:: PROBLEM ::
Copy out the full set of records. Keep every word the same.

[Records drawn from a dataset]

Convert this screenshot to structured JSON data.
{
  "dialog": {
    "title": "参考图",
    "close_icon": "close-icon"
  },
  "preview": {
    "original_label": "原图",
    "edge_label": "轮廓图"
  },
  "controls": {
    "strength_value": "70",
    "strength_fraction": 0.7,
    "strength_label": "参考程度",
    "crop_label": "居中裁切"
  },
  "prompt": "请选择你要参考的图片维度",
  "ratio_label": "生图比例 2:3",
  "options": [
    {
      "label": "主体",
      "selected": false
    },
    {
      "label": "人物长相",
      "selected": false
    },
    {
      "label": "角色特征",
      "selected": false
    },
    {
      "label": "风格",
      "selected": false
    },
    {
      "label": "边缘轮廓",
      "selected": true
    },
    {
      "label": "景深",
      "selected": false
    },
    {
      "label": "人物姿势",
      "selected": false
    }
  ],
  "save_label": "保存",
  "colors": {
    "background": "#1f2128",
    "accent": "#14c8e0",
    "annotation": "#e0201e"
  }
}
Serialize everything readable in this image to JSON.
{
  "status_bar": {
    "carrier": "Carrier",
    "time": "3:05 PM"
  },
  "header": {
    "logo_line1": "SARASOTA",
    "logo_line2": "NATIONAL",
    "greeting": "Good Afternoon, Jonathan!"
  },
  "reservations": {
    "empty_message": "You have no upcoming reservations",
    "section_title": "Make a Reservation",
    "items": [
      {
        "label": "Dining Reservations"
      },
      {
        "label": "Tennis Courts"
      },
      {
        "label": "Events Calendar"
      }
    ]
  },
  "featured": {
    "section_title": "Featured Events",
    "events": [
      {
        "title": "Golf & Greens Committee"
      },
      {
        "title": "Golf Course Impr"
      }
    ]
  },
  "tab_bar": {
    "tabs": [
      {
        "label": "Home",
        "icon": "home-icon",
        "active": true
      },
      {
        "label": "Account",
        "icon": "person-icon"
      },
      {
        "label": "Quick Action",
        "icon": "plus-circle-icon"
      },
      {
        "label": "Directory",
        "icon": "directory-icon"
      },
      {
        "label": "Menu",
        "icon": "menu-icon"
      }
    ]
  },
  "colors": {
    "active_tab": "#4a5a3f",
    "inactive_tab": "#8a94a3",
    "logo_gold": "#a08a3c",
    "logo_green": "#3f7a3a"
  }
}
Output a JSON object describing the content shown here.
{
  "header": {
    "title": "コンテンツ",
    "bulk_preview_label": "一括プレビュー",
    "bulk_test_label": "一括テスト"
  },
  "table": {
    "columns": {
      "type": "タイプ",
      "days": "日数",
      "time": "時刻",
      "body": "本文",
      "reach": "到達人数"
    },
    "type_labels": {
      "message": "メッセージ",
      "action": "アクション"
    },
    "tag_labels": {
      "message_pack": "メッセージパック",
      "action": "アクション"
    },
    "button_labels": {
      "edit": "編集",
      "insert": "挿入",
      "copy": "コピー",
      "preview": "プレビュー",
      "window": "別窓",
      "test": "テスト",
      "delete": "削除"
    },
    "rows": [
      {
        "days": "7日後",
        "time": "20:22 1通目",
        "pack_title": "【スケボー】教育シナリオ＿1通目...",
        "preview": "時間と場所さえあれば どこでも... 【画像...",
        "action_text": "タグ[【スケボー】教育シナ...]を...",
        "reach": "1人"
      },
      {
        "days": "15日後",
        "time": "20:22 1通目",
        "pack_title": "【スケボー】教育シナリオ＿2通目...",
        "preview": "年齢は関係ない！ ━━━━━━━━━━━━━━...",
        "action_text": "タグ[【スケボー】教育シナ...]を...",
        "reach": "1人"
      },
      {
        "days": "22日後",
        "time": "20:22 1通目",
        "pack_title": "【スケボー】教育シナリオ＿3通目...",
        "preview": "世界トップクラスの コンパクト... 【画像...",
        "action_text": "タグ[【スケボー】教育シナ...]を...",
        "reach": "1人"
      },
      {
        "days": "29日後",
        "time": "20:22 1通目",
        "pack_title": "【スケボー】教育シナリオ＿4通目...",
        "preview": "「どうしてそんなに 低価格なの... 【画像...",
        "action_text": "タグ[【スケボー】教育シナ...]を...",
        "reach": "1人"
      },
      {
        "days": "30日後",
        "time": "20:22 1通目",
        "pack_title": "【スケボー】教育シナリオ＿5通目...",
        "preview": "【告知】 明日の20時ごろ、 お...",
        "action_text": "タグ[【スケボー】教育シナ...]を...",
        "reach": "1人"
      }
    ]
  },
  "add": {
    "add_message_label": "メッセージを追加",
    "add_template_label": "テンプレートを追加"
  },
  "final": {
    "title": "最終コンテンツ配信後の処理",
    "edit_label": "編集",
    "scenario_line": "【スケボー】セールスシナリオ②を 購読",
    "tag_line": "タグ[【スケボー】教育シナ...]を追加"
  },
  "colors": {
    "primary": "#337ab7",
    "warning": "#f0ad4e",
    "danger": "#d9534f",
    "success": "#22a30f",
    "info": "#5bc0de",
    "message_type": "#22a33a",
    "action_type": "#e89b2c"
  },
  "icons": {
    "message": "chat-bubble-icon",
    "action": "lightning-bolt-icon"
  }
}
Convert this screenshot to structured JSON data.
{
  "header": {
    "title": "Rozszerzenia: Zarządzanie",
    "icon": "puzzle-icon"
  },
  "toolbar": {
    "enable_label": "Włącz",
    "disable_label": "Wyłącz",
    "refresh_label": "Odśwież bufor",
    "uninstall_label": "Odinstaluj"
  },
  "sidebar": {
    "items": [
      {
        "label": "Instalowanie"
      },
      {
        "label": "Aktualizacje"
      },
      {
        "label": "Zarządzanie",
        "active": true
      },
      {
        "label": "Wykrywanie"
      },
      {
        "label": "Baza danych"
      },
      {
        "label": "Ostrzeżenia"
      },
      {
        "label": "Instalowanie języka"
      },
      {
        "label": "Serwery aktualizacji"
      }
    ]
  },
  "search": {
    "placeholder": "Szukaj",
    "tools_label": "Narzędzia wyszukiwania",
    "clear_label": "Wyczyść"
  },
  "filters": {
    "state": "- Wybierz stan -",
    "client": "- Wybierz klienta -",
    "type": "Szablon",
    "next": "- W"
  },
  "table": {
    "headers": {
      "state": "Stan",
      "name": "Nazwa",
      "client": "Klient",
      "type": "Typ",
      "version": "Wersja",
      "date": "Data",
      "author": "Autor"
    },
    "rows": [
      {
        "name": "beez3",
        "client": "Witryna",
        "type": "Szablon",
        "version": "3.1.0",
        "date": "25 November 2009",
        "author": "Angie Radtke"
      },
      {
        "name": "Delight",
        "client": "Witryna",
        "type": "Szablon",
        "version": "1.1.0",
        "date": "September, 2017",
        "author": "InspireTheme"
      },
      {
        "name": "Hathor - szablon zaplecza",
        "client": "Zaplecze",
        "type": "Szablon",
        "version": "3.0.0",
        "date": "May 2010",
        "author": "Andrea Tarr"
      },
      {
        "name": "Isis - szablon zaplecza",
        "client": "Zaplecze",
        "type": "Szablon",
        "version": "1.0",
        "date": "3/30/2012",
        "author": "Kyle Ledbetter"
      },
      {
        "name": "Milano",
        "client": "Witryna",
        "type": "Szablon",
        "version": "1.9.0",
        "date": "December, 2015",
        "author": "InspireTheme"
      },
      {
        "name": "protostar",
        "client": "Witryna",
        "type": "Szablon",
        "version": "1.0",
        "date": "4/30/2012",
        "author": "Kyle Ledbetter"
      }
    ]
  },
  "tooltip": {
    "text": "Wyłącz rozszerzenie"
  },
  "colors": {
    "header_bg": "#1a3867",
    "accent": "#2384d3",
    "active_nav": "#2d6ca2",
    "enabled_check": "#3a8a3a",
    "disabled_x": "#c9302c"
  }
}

:: YOUR RESPONSE ::
Convert this screenshot to structured JSON data.
{
  "dialog": {
    "title": "参考图",
    "close_icon": "close-icon"
  },
  "preview": {
    "original_label": "原图",
    "edge_label": "轮廓图"
  },
  "controls": {
    "strength_value": "70",
    "strength_fraction": 0.7,
    "strength_label": "参考程度",
    "crop_label": "居中裁切"
  },
  "prompt": "请选择你要参考的图片维度",
  "ratio_label": "生图比例 2:3",
  "options": [
    {
      "label": "主体",
      "selected": false
    },
    {
      "label": "人物长相",
      "selected": false
    },
    {
      "label": "角色特征",
      "selected": false
    },
    {
      "label": "风格",
      "selected": false
    },
    {
      "label": "边缘轮廓",
      "selected": true
    },
    {
      "label": "景深",
      "selected": false
    },
    {
      "label": "人物姿势",
      "selected": false
    }
  ],
  "save_label": "保存",
  "colors": {
    "background": "#1f2128",
    "accent": "#14c8e0",
    "annotation": "#e0201e"
  }
}
Serialize everything readable in this image to JSON.
{
  "status_bar": {
    "carrier": "Carrier",
    "time": "3:05 PM"
  },
  "header": {
    "logo_line1": "SARASOTA",
    "logo_line2": "NATIONAL",
    "greeting": "Good Afternoon, Jonathan!"
  },
  "reservations": {
    "empty_message": "You have no upcoming reservations",
    "section_title": "Make a Reservation",
    "items": [
      {
        "label": "Dining Reservations"
      },
      {
        "label": "Tennis Courts"
      },
      {
        "label": "Events Calendar"
      }
    ]
  },
  "featured": {
    "section_title": "Featured Events",
    "events": [
      {
        "title": "Golf & Greens Committee"
      },
      {
        "title": "Golf Course Impr"
      }
    ]
  },
  "tab_bar": {
    "tabs": [
      {
        "label": "Home",
        "icon": "home-icon",
        "active": true
      },
      {
        "label": "Account",
        "icon": "person-icon"
      },
      {
        "label": "Quick Action",
        "icon": "plus-circle-icon"
      },
      {
        "label": "Directory",
        "icon": "directory-icon"
      },
      {
        "label": "Menu",
        "icon": "menu-icon"
      }
    ]
  },
  "colors": {
    "active_tab": "#4a5a3f",
    "inactive_tab": "#8a94a3",
    "logo_gold": "#a08a3c",
    "logo_green": "#3f7a3a"
  }
}
Output a JSON object describing the content shown here.
{
  "header": {
    "title": "コンテンツ",
    "bulk_preview_label": "一括プレビュー",
    "bulk_test_label": "一括テスト"
  },
  "table": {
    "columns": {
      "type": "タイプ",
      "days": "日数",
      "time": "時刻",
      "body": "本文",
      "reach": "到達人数"
    },
    "type_labels": {
      "message": "メッセージ",
      "action": "アクション"
    },
    "tag_labels": {
      "message_pack": "メッセージパック",
      "action": "アクション"
    },
    "button_labels": {
      "edit": "編集",
      "insert": "挿入",
      "copy": "コピー",
      "preview": "プレビュー",
      "window": "別窓",
      "test": "テスト",
      "delete": "削除"
    },
    "rows": [
      {
        "days": "7日後",
        "time": "20:22 1通目",
        "pack_title": "【スケボー】教育シナリオ＿1通目...",
        "preview": "時間と場所さえあれば どこでも... 【画像...",
        "action_text": "タグ[【スケボー】教育シナ...]を...",
        "reach": "1人"
      },
      {
        "days": "15日後",
        "time": "20:22 1通目",
        "pack_title": "【スケボー】教育シナリオ＿2通目...",
        "preview": "年齢は関係ない！ ━━━━━━━━━━━━━━...",
        "action_text": "タグ[【スケボー】教育シナ...]を...",
        "reach": "1人"
      },
      {
        "days": "22日後",
        "time": "20:22 1通目",
        "pack_title": "【スケボー】教育シナリオ＿3通目...",
        "preview": "世界トップクラスの コンパクト... 【画像...",
        "action_text": "タグ[【スケボー】教育シナ...]を...",
        "reach": "1人"
      },
      {
        "days": "29日後",
        "time": "20:22 1通目",
        "pack_title": "【スケボー】教育シナリオ＿4通目...",
        "preview": "「どうしてそんなに 低価格なの... 【画像...",
        "action_text": "タグ[【スケボー】教育シナ...]を...",
        "reach": "1人"
      },
      {
        "days": "30日後",
        "time": "20:22 1通目",
        "pack_title": "【スケボー】教育シナリオ＿5通目...",
        "preview": "【告知】 明日の20時ごろ、 お...",
        "action_text": "タグ[【スケボー】教育シナ...]を...",
        "reach": "1人"
      }
    ]
  },
  "add": {
    "add_message_label": "メッセージを追加",
    "add_template_label": "テンプレートを追加"
  },
  "final": {
    "title": "最終コンテンツ配信後の処理",
    "edit_label": "編集",
    "scenario_line": "【スケボー】セールスシナリオ②を 購読",
    "tag_line": "タグ[【スケボー】教育シナ...]を追加"
  },
  "colors": {
    "primary": "#337ab7",
    "warning": "#f0ad4e",
    "danger": "#d9534f",
    "success": "#22a30f",
    "info": "#5bc0de",
    "message_type": "#22a33a",
    "action_type": "#e89b2c"
  },
  "icons": {
    "message": "chat-bubble-icon",
    "action": "lightning-bolt-icon"
  }
}
Convert this screenshot to structured JSON data.
{
  "header": {
    "title": "Rozszerzenia: Zarządzanie",
    "icon": "puzzle-icon"
  },
  "toolbar": {
    "enable_label": "Włącz",
    "disable_label": "Wyłącz",
    "refresh_label": "Odśwież bufor",
    "uninstall_label": "Odinstaluj"
  },
  "sidebar": {
    "items": [
      {
        "label": "Instalowanie"
      },
      {
        "label": "Aktualizacje"
      },
      {
        "label": "Zarządzanie",
        "active": true
      },
      {
        "label": "Wykrywanie"
      },
      {
        "label": "Baza danych"
      },
      {
        "label": "Ostrzeżenia"
      },
      {
        "label": "Instalowanie języka"
      },
      {
        "label": "Serwery aktualizacji"
      }
    ]
  },
  "search": {
    "placeholder": "Szukaj",
    "tools_label": "Narzędzia wyszukiwania",
    "clear_label": "Wyczyść"
  },
  "filters": {
    "state": "- Wybierz stan -",
    "client": "- Wybierz klienta -",
    "type": "Szablon",
    "next": "- W"
  },
  "table": {
    "headers": {
      "state": "Stan",
      "name": "Nazwa",
      "client": "Klient",
      "type": "Typ",
      "version": "Wersja",
      "date": "Data",
      "author": "Autor"
    },
    "rows": [
      {
        "name": "beez3",
        "client": "Witryna",
        "type": "Szablon",
        "version": "3.1.0",
        "date": "25 November 2009",
        "author": "Angie Radtke"
      },
      {
        "name": "Delight",
        "client": "Witryna",
        "type": "Szablon",
        "version": "1.1.0",
        "date": "September, 2017",
        "author": "InspireTheme"
      },
      {
        "name": "Hathor - szablon zaplecza",
        "client": "Zaplecze",
        "type": "Szablon",
        "version": "3.0.0",
        "date": "May 2010",
        "author": "Andrea Tarr"
      },
      {
        "name": "Isis - szablon zaplecza",
        "client": "Zaplecze",
        "type": "Szablon",
        "version": "1.0",
        "date": "3/30/2012",
        "author": "Kyle Ledbetter"
      },
      {
        "name": "Milano",
        "client": "Witryna",
        "type": "Szablon",
        "version": "1.9.0",
        "date": "December, 2015",
        "author": "InspireTheme"
      },
      {
        "name": "protostar",
        "client": "Witryna",
        "type": "Szablon",
        "version": "1.0",
        "date": "4/30/2012",
        "author": "Kyle Ledbetter"
      }
    ]
  },
  "tooltip": {
    "text": "Wyłącz rozszerzenie"
  },
  "colors": {
    "header_bg": "#1a3867",
    "accent": "#2384d3",
    "active_nav": "#2d6ca2",
    "enabled_check": "#3a8a3a",
    "disabled_x": "#c9302c"
  }
}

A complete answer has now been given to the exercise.